Assigned task:
Set down the records that follow exactly, every line of them.

□ □ □ □

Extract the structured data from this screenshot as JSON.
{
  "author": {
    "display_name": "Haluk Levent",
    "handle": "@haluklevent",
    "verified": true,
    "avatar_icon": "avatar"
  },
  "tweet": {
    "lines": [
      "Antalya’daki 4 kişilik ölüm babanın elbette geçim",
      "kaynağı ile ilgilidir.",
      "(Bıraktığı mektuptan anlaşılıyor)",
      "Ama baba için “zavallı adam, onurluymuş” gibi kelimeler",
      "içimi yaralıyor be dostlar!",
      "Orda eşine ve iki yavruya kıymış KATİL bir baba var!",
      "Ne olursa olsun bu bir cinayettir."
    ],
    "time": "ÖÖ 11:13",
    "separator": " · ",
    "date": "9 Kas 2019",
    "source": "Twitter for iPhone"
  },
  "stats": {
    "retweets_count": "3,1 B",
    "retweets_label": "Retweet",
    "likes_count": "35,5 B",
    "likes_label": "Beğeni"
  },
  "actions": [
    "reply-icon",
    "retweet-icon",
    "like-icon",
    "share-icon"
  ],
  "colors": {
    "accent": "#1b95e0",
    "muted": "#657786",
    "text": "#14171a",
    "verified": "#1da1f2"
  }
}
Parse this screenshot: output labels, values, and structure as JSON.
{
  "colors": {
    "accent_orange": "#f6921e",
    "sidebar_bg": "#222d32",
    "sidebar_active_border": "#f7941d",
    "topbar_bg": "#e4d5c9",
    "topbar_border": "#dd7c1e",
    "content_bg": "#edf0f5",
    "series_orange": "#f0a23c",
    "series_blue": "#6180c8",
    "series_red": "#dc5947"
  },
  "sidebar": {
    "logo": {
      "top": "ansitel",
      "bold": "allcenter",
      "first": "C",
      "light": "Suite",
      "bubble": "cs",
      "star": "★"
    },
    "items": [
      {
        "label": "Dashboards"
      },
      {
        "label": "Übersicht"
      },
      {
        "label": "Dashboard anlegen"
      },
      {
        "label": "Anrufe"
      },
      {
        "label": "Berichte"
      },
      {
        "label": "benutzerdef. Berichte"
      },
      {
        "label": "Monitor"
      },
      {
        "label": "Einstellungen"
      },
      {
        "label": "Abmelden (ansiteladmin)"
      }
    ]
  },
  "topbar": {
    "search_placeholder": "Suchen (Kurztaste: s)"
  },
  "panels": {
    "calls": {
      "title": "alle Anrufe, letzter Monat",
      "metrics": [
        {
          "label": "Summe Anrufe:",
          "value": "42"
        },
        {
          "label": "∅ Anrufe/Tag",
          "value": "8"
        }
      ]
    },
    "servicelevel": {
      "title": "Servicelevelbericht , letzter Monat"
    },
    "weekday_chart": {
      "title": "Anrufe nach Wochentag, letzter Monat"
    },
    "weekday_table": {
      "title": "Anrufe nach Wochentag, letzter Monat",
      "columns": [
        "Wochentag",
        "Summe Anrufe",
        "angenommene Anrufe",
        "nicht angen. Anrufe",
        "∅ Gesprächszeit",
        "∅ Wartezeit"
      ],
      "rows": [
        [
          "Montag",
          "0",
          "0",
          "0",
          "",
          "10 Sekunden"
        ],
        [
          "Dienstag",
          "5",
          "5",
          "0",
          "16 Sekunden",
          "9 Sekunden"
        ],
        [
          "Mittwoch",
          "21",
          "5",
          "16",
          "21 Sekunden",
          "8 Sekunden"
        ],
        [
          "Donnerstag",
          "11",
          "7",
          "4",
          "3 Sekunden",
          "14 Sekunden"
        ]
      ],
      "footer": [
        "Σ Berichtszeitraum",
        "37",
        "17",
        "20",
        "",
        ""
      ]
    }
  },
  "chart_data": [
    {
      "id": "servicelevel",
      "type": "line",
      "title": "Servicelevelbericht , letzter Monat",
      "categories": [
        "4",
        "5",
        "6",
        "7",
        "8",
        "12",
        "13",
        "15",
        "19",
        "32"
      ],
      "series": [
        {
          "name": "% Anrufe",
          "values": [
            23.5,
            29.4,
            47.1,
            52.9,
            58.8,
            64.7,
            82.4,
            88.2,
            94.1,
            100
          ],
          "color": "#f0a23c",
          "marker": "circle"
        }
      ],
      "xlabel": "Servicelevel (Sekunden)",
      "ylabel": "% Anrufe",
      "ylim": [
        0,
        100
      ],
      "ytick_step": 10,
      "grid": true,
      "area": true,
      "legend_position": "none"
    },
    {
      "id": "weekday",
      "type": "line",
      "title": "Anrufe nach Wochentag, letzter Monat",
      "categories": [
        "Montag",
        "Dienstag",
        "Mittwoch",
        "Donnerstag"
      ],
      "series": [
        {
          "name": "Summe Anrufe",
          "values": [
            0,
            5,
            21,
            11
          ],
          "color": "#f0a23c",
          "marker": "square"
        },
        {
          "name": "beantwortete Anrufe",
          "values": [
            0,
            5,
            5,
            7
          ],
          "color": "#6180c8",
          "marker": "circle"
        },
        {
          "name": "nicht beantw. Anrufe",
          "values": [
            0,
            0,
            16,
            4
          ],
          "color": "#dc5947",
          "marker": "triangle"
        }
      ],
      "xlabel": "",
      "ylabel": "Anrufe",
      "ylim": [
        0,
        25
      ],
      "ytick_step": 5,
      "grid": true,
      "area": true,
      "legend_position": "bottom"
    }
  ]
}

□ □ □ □

Response to this task:
Extract the structured data from this screenshot as JSON.
{
  "author": {
    "display_name": "Haluk Levent",
    "handle": "@haluklevent",
    "verified": true,
    "avatar_icon": "avatar"
  },
  "tweet": {
    "lines": [
      "Antalya’daki 4 kişilik ölüm babanın elbette geçim",
      "kaynağı ile ilgilidir.",
      "(Bıraktığı mektuptan anlaşılıyor)",
      "Ama baba için “zavallı adam, onurluymuş” gibi kelimeler",
      "içimi yaralıyor be dostlar!",
      "Orda eşine ve iki yavruya kıymış KATİL bir baba var!",
      "Ne olursa olsun bu bir cinayettir."
    ],
    "time": "ÖÖ 11:13",
    "separator": " · ",
    "date": "9 Kas 2019",
    "source": "Twitter for iPhone"
  },
  "stats": {
    "retweets_count": "3,1 B",
    "retweets_label": "Retweet",
    "likes_count": "35,5 B",
    "likes_label": "Beğeni"
  },
  "actions": [
    "reply-icon",
    "retweet-icon",
    "like-icon",
    "share-icon"
  ],
  "colors": {
    "accent": "#1b95e0",
    "muted": "#657786",
    "text": "#14171a",
    "verified": "#1da1f2"
  }
}
Parse this screenshot: output labels, values, and structure as JSON.
{
  "colors": {
    "accent_orange": "#f6921e",
    "sidebar_bg": "#222d32",
    "sidebar_active_border": "#f7941d",
    "topbar_bg": "#e4d5c9",
    "topbar_border": "#dd7c1e",
    "content_bg": "#edf0f5",
    "series_orange": "#f0a23c",
    "series_blue": "#6180c8",
    "series_red": "#dc5947"
  },
  "sidebar": {
    "logo": {
      "top": "ansitel",
      "bold": "allcenter",
      "first": "C",
      "light": "Suite",
      "bubble": "cs",
      "star": "★"
    },
    "items": [
      {
        "label": "Dashboards"
      },
      {
        "label": "Übersicht"
      },
      {
        "label": "Dashboard anlegen"
      },
      {
        "label": "Anrufe"
      },
      {
        "label": "Berichte"
      },
      {
        "label": "benutzerdef. Berichte"
      },
      {
        "label": "Monitor"
      },
      {
        "label": "Einstellungen"
      },
      {
        "label": "Abmelden (ansiteladmin)"
      }
    ]
  },
  "topbar": {
    "search_placeholder": "Suchen (Kurztaste: s)"
  },
  "panels": {
    "calls": {
      "title": "alle Anrufe, letzter Monat",
      "metrics": [
        {
          "label": "Summe Anrufe:",
          "value": "42"
        },
        {
          "label": "∅ Anrufe/Tag",
          "value": "8"
        }
      ]
    },
    "servicelevel": {
      "title": "Servicelevelbericht , letzter Monat"
    },
    "weekday_chart": {
      "title": "Anrufe nach Wochentag, letzter Monat"
    },
    "weekday_table": {
      "title": "Anrufe nach Wochentag, letzter Monat",
      "columns": [
        "Wochentag",
        "Summe Anrufe",
        "angenommene Anrufe",
        "nicht angen. Anrufe",
        "∅ Gesprächszeit",
        "∅ Wartezeit"
      ],
      "rows": [
        [
          "Montag",
          "0",
          "0",
          "0",
          "",
          "10 Sekunden"
        ],
        [
          "Dienstag",
          "5",
          "5",
          "0",
          "16 Sekunden",
          "9 Sekunden"
        ],
        [
          "Mittwoch",
          "21",
          "5",
          "16",
          "21 Sekunden",
          "8 Sekunden"
        ],
        [
          "Donnerstag",
          "11",
          "7",
          "4",
          "3 Sekunden",
          "14 Sekunden"
        ]
      ],
      "footer": [
        "Σ Berichtszeitraum",
        "37",
        "17",
        "20",
        "",
        ""
      ]
    }
  },
  "chart_data": [
    {
      "id": "servicelevel",
      "type": "line",
      "title": "Servicelevelbericht , letzter Monat",
      "categories": [
        "4",
        "5",
        "6",
        "7",
        "8",
        "12",
        "13",
        "15",
        "19",
        "32"
      ],
      "series": [
        {
          "name": "% Anrufe",
          "values": [
            23.5,
            29.4,
            47.1,
            52.9,
            58.8,
            64.7,
            82.4,
            88.2,
            94.1,
            100
          ],
          "color": "#f0a23c",
          "marker": "circle"
        }
      ],
      "xlabel": "Servicelevel (Sekunden)",
      "ylabel": "% Anrufe",
      "ylim": [
        0,
        100
      ],
      "ytick_step": 10,
      "grid": true,
      "area": true,
      "legend_position": "none"
    },
    {
      "id": "weekday",
      "type": "line",
      "title": "Anrufe nach Wochentag, letzter Monat",
      "categories": [
        "Montag",
        "Dienstag",
        "Mittwoch",
        "Donnerstag"
      ],
      "series": [
        {
          "name": "Summe Anrufe",
          "values": [
            0,
            5,
            21,
            11
          ],
          "color": "#f0a23c",
          "marker": "square"
        },
        {
          "name": "beantwortete Anrufe",
          "values": [
            0,
            5,
            5,
            7
          ],
          "color": "#6180c8",
          "marker": "circle"
        },
        {
          "name": "nicht beantw. Anrufe",
          "values": [
            0,
            0,
            16,
            4
          ],
          "color": "#dc5947",
          "marker": "triangle"
        }
      ],
      "xlabel": "",
      "ylabel": "Anrufe",
      "ylim": [
        0,
        25
      ],
      "ytick_step": 5,
      "grid": true,
      "area": true,
      "legend_position": "bottom"
    }
  ]
}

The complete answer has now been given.